Green fiber (81), 153 F (1) and Okra 201 (49) were in Cluster A and this group had short and finest fiber. Also, this cluster could be defined as late maturity and lower boll weight. Cluster C include Aleppo 1 (Syria origin) and Dark Yellow Fiber and had short and coarse fibers. Also, Mc Namara (41; Red Leaf) and Yellow fiber (24) genotypes showed similar characteristics.
|Fig. 1:||Clusters include different numbers of genotypes|
|Table 2:||Mean±SE of genotype characters of cluster groups|

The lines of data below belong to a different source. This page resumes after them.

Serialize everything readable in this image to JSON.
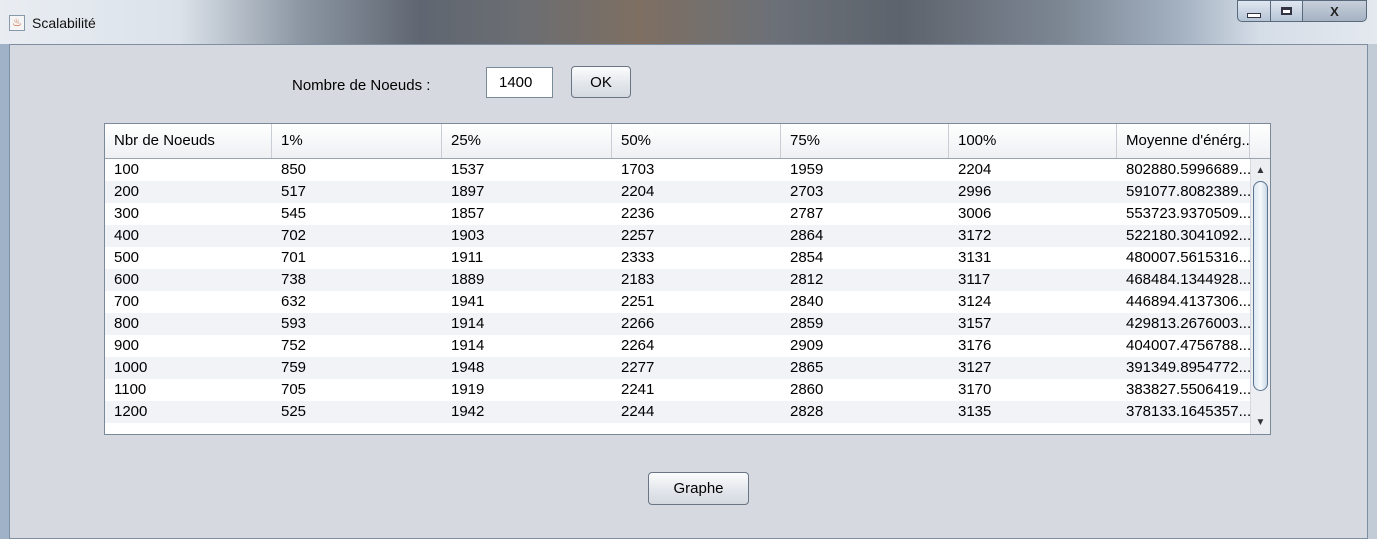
{
  "window": {
    "title": "Scalabilité",
    "controls": {
      "close": "X"
    }
  },
  "form": {
    "label": "Nombre de Noeuds :",
    "value": "1400",
    "ok_label": "OK"
  },
  "table": {
    "columns": [
      "Nbr de Noeuds",
      "1%",
      "25%",
      "50%",
      "75%",
      "100%",
      "Moyenne d'énérg..."
    ],
    "rows": [
      [
        "100",
        "850",
        "1537",
        "1703",
        "1959",
        "2204",
        "802880.5996689..."
      ],
      [
        "200",
        "517",
        "1897",
        "2204",
        "2703",
        "2996",
        "591077.8082389..."
      ],
      [
        "300",
        "545",
        "1857",
        "2236",
        "2787",
        "3006",
        "553723.9370509..."
      ],
      [
        "400",
        "702",
        "1903",
        "2257",
        "2864",
        "3172",
        "522180.3041092..."
      ],
      [
        "500",
        "701",
        "1911",
        "2333",
        "2854",
        "3131",
        "480007.5615316..."
      ],
      [
        "600",
        "738",
        "1889",
        "2183",
        "2812",
        "3117",
        "468484.1344928..."
      ],
      [
        "700",
        "632",
        "1941",
        "2251",
        "2840",
        "3124",
        "446894.4137306..."
      ],
      [
        "800",
        "593",
        "1914",
        "2266",
        "2859",
        "3157",
        "429813.2676003..."
      ],
      [
        "900",
        "752",
        "1914",
        "2264",
        "2909",
        "3176",
        "404007.4756788..."
      ],
      [
        "1000",
        "759",
        "1948",
        "2277",
        "2865",
        "3127",
        "391349.8954772..."
      ],
      [
        "1100",
        "705",
        "1919",
        "2241",
        "2860",
        "3170",
        "383827.5506419..."
      ],
      [
        "1200",
        "525",
        "1942",
        "2244",
        "2828",
        "3135",
        "378133.1645357..."
      ]
    ]
  },
  "graph_button_label": "Graphe"
}
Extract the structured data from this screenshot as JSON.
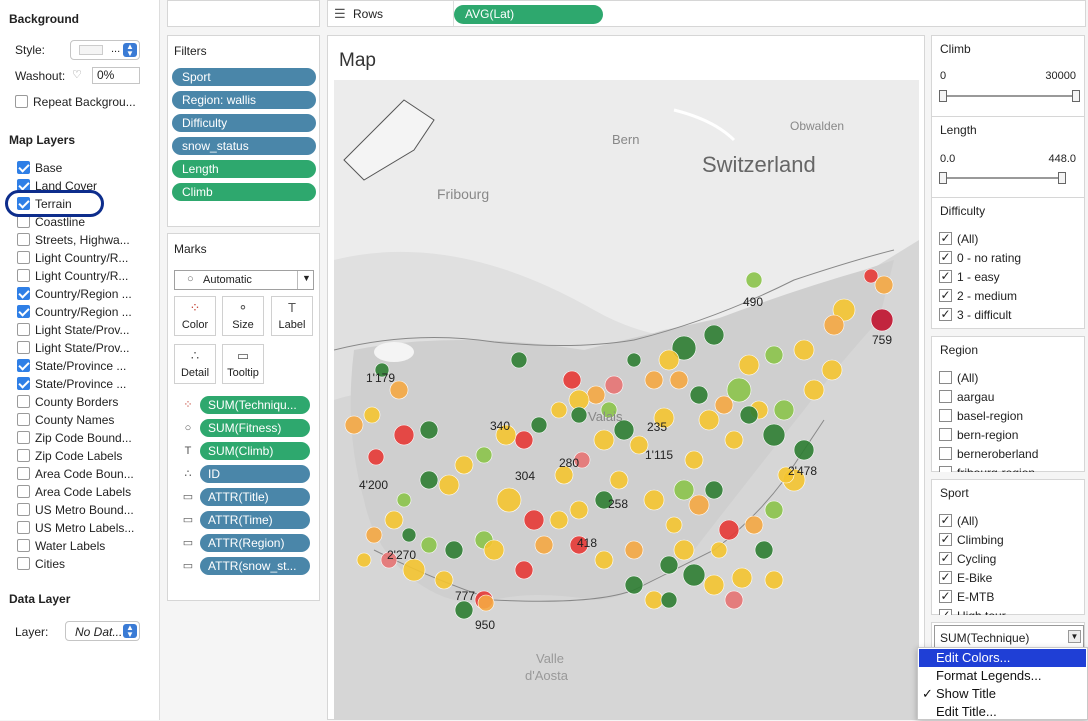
{
  "background": {
    "title": "Background",
    "style_label": "Style:",
    "style_value": "...",
    "washout_label": "Washout:",
    "washout_value": "0%",
    "repeat_label": "Repeat Backgrou..."
  },
  "map_layers": {
    "title": "Map Layers",
    "items": [
      {
        "label": "Base",
        "checked": true
      },
      {
        "label": "Land Cover",
        "checked": true
      },
      {
        "label": "Terrain",
        "checked": true
      },
      {
        "label": "Coastline",
        "checked": false
      },
      {
        "label": "Streets, Highwa...",
        "checked": false
      },
      {
        "label": "Light Country/R...",
        "checked": false
      },
      {
        "label": "Light Country/R...",
        "checked": false
      },
      {
        "label": "Country/Region ...",
        "checked": true
      },
      {
        "label": "Country/Region ...",
        "checked": true
      },
      {
        "label": "Light State/Prov...",
        "checked": false
      },
      {
        "label": "Light State/Prov...",
        "checked": false
      },
      {
        "label": "State/Province ...",
        "checked": true
      },
      {
        "label": "State/Province ...",
        "checked": true
      },
      {
        "label": "County Borders",
        "checked": false
      },
      {
        "label": "County Names",
        "checked": false
      },
      {
        "label": "Zip Code Bound...",
        "checked": false
      },
      {
        "label": "Zip Code Labels",
        "checked": false
      },
      {
        "label": "Area Code Boun...",
        "checked": false
      },
      {
        "label": "Area Code Labels",
        "checked": false
      },
      {
        "label": "US Metro Bound...",
        "checked": false
      },
      {
        "label": "US Metro Labels...",
        "checked": false
      },
      {
        "label": "Water Labels",
        "checked": false
      },
      {
        "label": "Cities",
        "checked": false
      }
    ]
  },
  "data_layer": {
    "title": "Data Layer",
    "layer_label": "Layer:",
    "layer_value": "No Dat..."
  },
  "rows_shelf": {
    "label": "Rows",
    "pill": "AVG(Lat)"
  },
  "filters": {
    "title": "Filters",
    "items": [
      {
        "label": "Sport",
        "color": "blue"
      },
      {
        "label": "Region: wallis",
        "color": "blue"
      },
      {
        "label": "Difficulty",
        "color": "blue"
      },
      {
        "label": "snow_status",
        "color": "blue"
      },
      {
        "label": "Length",
        "color": "green"
      },
      {
        "label": "Climb",
        "color": "green"
      }
    ]
  },
  "marks": {
    "title": "Marks",
    "type": "Automatic",
    "buttons": [
      "Color",
      "Size",
      "Label",
      "Detail",
      "Tooltip"
    ],
    "fields": [
      {
        "icon": "color-icon",
        "label": "SUM(Techniqu...",
        "color": "green"
      },
      {
        "icon": "size-icon",
        "label": "SUM(Fitness)",
        "color": "green"
      },
      {
        "icon": "label-icon",
        "label": "SUM(Climb)",
        "color": "green"
      },
      {
        "icon": "detail-icon",
        "label": "ID",
        "color": "blue"
      },
      {
        "icon": "tooltip-icon",
        "label": "ATTR(Title)",
        "color": "blue"
      },
      {
        "icon": "tooltip-icon",
        "label": "ATTR(Time)",
        "color": "blue"
      },
      {
        "icon": "tooltip-icon",
        "label": "ATTR(Region)",
        "color": "blue"
      },
      {
        "icon": "tooltip-icon",
        "label": "ATTR(snow_st...",
        "color": "blue"
      }
    ]
  },
  "map": {
    "title": "Map",
    "place_labels": [
      "Bern",
      "Obwalden",
      "Switzerland",
      "Fribourg",
      "Valais",
      "Valle",
      "d'Aosta"
    ],
    "value_labels": [
      "490",
      "759",
      "1'179",
      "340",
      "235",
      "1'115",
      "280",
      "304",
      "4'200",
      "2'478",
      "258",
      "418",
      "2'270",
      "777",
      "950"
    ]
  },
  "climb": {
    "title": "Climb",
    "min": "0",
    "max": "30000"
  },
  "length": {
    "title": "Length",
    "min": "0.0",
    "max": "448.0"
  },
  "difficulty": {
    "title": "Difficulty",
    "items": [
      "(All)",
      "0 - no rating",
      "1 - easy",
      "2 - medium",
      "3 - difficult"
    ]
  },
  "region": {
    "title": "Region",
    "items": [
      "(All)",
      "aargau",
      "basel-region",
      "bern-region",
      "berneroberland",
      "fribourg-region"
    ]
  },
  "sport": {
    "title": "Sport",
    "items": [
      "(All)",
      "Climbing",
      "Cycling",
      "E-Bike",
      "E-MTB",
      "High tour"
    ]
  },
  "legend": {
    "title": "SUM(Technique)"
  },
  "context_menu": {
    "items": [
      "Edit Colors...",
      "Format Legends...",
      "Show Title",
      "Edit Title..."
    ],
    "check": "✓"
  },
  "colors": {
    "blue_pill": "#4a86a9",
    "green_pill": "#2ea86e",
    "highlight": "#1f3fd6",
    "annotation_ring": "#0d2d8c"
  }
}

|PH; Plant Height, FPP; First Picking Percentage, NDBO; Day Number of Days Boll Opening, BODD; Boll Opening Degree Days, BW; Boll Weight, SI; Seed Index, LP; Lint Percentage|
The NDBO and BODD values of Carmen (14; Cluster H) and Nazilli 84 S (44; Cluster D), Aegean Region standard cotton cultivars, were 130; 1425 and 119; 1327. The first factor in choosing parents continues to be yield; stability is the second factor (Esbroeck and Bowman, 1998). According to same authors, adapted cultivars have been intercrossed to such extent that a cross involving distantly-related parents requires the use of un-adapted germplasm. Unay et al. (2003) and Sezener et al. (2006) revealed that Nazilli 84 S was the most stable variety for lint yield, while Carmen was group of the mid-adaptation to all environments. In the long staple cotton breeding, the genotypes in Cluster B and I should be crossed to Aegean Region standard cotton cultivars, Nazilli 84 S and Carmen. In the cluster B I, Askabat 100, Giza 45, Giza 75 and Giza 70 belong to Gossypium barbadense L. The probable barbadensexhirsutum crosses could contain a large number of undesirable genes or gene combinations especially for maturity or earliness. Therefore, long staple cotton breeding programs should contain upland genotypes such as Sealand 542, Delcerro and Ege 69.
- Barut, A., O. Cargan, Z. Yuksekkaya and H.B. Karaday, 2000. Breeding high yielding cotton varieties with high fiber quality by lineHtester mating methodology. Proceedings of the Inter-Regional Cooperative Research Network on Cotton. A Joint Workshop and Meeting of The All Working Groups, September 20-24, 2000, Adana, Turkey, pp: 39-42.
- Bowman, D.T., 2000. Attributes of public and private cotton breeding programs. J. Cotton Sci., 4: 130-136.
- Esbroeck, G.V. and D.T. Bowman, 1998. Cotton improve-ment: Cotton germplasm diversity and its importance to cultivar development. J. Cotton Sci., 2: 121-129.
- Van Beuningen, L.T. and R.H. Busch, 1997. Genetic diversity among North American spring wheat cultivars: III. Cluster analysis based on quantitative morphological traits. Crop Sci., 37: 981-988.